Just a few years ago Angela Boggiano treated us to Pie, her carefully selected set of recipes from the United Kingdom [or Great Britain or England or even Wales]. Now, there is a revised edition of Pie which you may want to consider, particularly if you have a sweet tooth.
There are many critics of British cuisine but it would be a total oversight to miss the true highlights that Britain affords us. While Southern United States chefs may claim dominance for sweet pies, the British can now dispute that with force. One of the new adds to this edition of Pie is a Banana, Chocolate and Salted Caramel Pie that takes second place to none.
In fact, almost all of changes to this edition of Pie come in the sweetpie chapter, a recognition of the power of sweets on both sides of the Atlantic. The other Pie Chapters, which focus on savory pleasures, are almost unchanged [some shifting in the order, a few pictures dropped]. Those savory chapters are full evidence that the British own pies. You’ll find:
- Asparagus Turnovers: half pie and half tart and spring ready
- Spanish Pepper and Chorizo Pie: something Suzen could make every week
- Beef Wellington: of course
- Cheshire Cheese and Onion Pie: Angela’s own mix of cross county tastes
- Chicken and Mushroom Pies: elegantly presented with a basket weave crust
It is natural to term these savory pies as hearty. Surely they are that. But there is, and I’ll use the word again, a quiet elegance to these recipes. They represent centuries of daily cooking. The combinations of ingredients and proportions have been honed to a razor sharp degree. Angela has dutifully captured these recipes and made them available to us: poetically photographed and written in easy prose. Browse through Pie and you’ll be seduced into some combination of protein and veggies. Maybe, just veggies alone!
If you did not catch Pie in its first edition, do give this revised edition a look when you can. You don’t have to begin with that Banana, Chocolate and Salted Caramel Pie, but you can. Darn those veggies.
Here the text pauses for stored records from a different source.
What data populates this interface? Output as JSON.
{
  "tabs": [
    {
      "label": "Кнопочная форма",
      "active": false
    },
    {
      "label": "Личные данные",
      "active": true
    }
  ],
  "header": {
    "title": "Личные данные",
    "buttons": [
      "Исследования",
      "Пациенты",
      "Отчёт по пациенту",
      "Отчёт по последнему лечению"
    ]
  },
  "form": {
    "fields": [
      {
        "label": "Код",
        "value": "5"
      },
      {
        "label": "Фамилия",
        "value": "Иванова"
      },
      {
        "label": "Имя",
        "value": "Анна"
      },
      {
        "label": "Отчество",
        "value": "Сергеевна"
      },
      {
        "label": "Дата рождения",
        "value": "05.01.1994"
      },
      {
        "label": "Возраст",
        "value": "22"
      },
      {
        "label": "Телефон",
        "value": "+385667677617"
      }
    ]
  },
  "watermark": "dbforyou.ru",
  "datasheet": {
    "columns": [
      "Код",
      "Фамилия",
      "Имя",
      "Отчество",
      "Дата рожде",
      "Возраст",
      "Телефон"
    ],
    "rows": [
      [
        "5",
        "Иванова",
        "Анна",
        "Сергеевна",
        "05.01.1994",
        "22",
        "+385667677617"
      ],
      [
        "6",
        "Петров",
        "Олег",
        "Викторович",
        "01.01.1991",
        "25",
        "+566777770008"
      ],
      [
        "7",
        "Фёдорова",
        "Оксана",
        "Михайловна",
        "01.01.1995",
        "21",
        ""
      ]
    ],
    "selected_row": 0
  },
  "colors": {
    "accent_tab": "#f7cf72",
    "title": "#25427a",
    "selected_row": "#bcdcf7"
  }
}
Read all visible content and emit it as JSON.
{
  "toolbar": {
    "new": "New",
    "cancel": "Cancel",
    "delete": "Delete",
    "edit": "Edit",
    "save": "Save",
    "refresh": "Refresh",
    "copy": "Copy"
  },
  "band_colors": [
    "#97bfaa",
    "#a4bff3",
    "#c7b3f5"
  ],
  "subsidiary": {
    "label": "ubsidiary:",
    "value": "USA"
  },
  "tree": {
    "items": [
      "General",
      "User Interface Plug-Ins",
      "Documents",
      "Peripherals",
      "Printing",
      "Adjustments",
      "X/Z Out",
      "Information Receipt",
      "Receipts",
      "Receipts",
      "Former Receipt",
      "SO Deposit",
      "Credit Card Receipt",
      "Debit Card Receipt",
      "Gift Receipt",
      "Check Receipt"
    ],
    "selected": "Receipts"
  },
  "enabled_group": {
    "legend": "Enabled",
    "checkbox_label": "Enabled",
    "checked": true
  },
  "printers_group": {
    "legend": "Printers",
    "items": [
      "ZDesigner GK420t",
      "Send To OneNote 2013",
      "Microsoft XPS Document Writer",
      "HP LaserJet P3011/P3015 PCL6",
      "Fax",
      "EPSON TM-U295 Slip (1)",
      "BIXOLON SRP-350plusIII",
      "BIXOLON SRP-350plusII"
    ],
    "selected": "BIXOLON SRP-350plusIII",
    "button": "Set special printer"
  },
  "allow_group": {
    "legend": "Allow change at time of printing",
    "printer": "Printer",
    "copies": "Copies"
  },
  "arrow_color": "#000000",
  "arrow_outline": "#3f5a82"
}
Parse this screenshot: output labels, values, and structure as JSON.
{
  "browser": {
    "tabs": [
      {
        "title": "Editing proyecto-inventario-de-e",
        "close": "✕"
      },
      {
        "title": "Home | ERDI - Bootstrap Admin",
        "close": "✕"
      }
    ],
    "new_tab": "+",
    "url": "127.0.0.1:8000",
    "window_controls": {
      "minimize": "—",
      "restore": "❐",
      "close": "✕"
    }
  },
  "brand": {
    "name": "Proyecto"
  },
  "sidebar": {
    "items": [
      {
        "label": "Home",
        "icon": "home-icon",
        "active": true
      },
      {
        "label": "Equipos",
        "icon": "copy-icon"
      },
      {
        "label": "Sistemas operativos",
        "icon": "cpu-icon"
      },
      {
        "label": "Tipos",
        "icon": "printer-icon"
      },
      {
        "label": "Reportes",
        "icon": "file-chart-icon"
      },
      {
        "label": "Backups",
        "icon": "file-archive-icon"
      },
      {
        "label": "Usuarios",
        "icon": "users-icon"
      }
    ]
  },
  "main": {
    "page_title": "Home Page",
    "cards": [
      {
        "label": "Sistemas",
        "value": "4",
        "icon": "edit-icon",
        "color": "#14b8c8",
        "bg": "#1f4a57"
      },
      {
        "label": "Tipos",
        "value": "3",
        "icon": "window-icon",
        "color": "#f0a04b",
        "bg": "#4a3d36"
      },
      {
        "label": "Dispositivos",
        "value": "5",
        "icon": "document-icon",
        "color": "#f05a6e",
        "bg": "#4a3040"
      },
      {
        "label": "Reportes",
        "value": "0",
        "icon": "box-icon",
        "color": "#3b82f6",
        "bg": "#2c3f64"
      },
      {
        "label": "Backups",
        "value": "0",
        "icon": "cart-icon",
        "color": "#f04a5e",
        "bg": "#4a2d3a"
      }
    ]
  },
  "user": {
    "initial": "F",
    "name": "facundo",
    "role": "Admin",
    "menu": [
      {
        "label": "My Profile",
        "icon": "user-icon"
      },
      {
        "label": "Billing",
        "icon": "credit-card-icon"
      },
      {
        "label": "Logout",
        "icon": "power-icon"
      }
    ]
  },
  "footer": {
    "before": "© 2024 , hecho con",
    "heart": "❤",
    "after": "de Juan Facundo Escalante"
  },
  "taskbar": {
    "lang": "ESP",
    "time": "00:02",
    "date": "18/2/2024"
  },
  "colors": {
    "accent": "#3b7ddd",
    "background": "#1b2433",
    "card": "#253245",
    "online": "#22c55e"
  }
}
Yesterday’s post was for a lovely Red Velvet Cake Roll or Roulade from Baking for All Occasions by Flo Braker.
Today, I just want to emphasize why you should consider Baking for All Occasions for your kitchen bookshelves, sagging though they may be. There are many baking books and, truthfully, many of those are interesting and have some recipes that you want to try. Baking is different for two reasons.
First, Baking is simply dense with recipes that do catch your eye and that compel you to utter the dessert lovers’ mantra: “Make me. Make me.”
Second, because this is a book by Flo, you know that there is substance beyond her seductive titles. You know that each recipe is real, has been tested, is ready for the home cook, and will — if carefully followed — give you exactly the results you desire.
For me, the first sign of a great cookbook is the title information in those recipes. If it says “Chocolate Cake with White Frosting” I’m interested, as any chocoholic might be, but not convinced. When Flo says “All American Chocolate Cake with Divinity Frosting” then I have to pause. Yes, “All American” can mean anything but this is Flo’s book so I know it represents research, testing, and a “best of breed” development.
And “Divinity Frosting?” Well, I remember being eight years old and making divinity for Christmas presents. It’s been a long time. I liked that divinity. I’m sure I’d like it on top of rich chocolate cake. So sure, that the next time Suzen is not around, I fully intend to …
On the list of Flo’s recipes goes, for example:
- Banana Streusel Snack Cake
- Black Bottom Praline Chiffon Pie
- Caramel Chocolate Cream Pie
- Chocolate Vanilla Swirl Cookes [that's them in the picture below!]
- Cinnamon Bubbles with Sour Cream Dough
- Heirloom Banana Cake with Prune Plum Filling and Seafoam Frosting
- Strawberry Mango Shortcake with Basil Syrup
Take that last recipe, which Suzen and I will be testing for you later this summer. We’ve all had strawberry shortcake. It’s classic, it’s a delight. But Flo adds dimension and flavor here. Mangos are married with the strawberries. And that basil syrup is sure to enrich the experience.
This is typical Flo: more flavors for a deeper flavor profile. New ideas are matched up, and yet adroitly balanced so that they complement rather than compete. You’ll know, in that first bite, that before you is something quite special.
Baking for All Occasions is surely a book you’ll enjoy. Just reading it is fun. Sampling your way through, one treat at a time, can be your personal journey to dessert nirvana. Don’t wait for reincarnation. Bake now. Bake with Flo.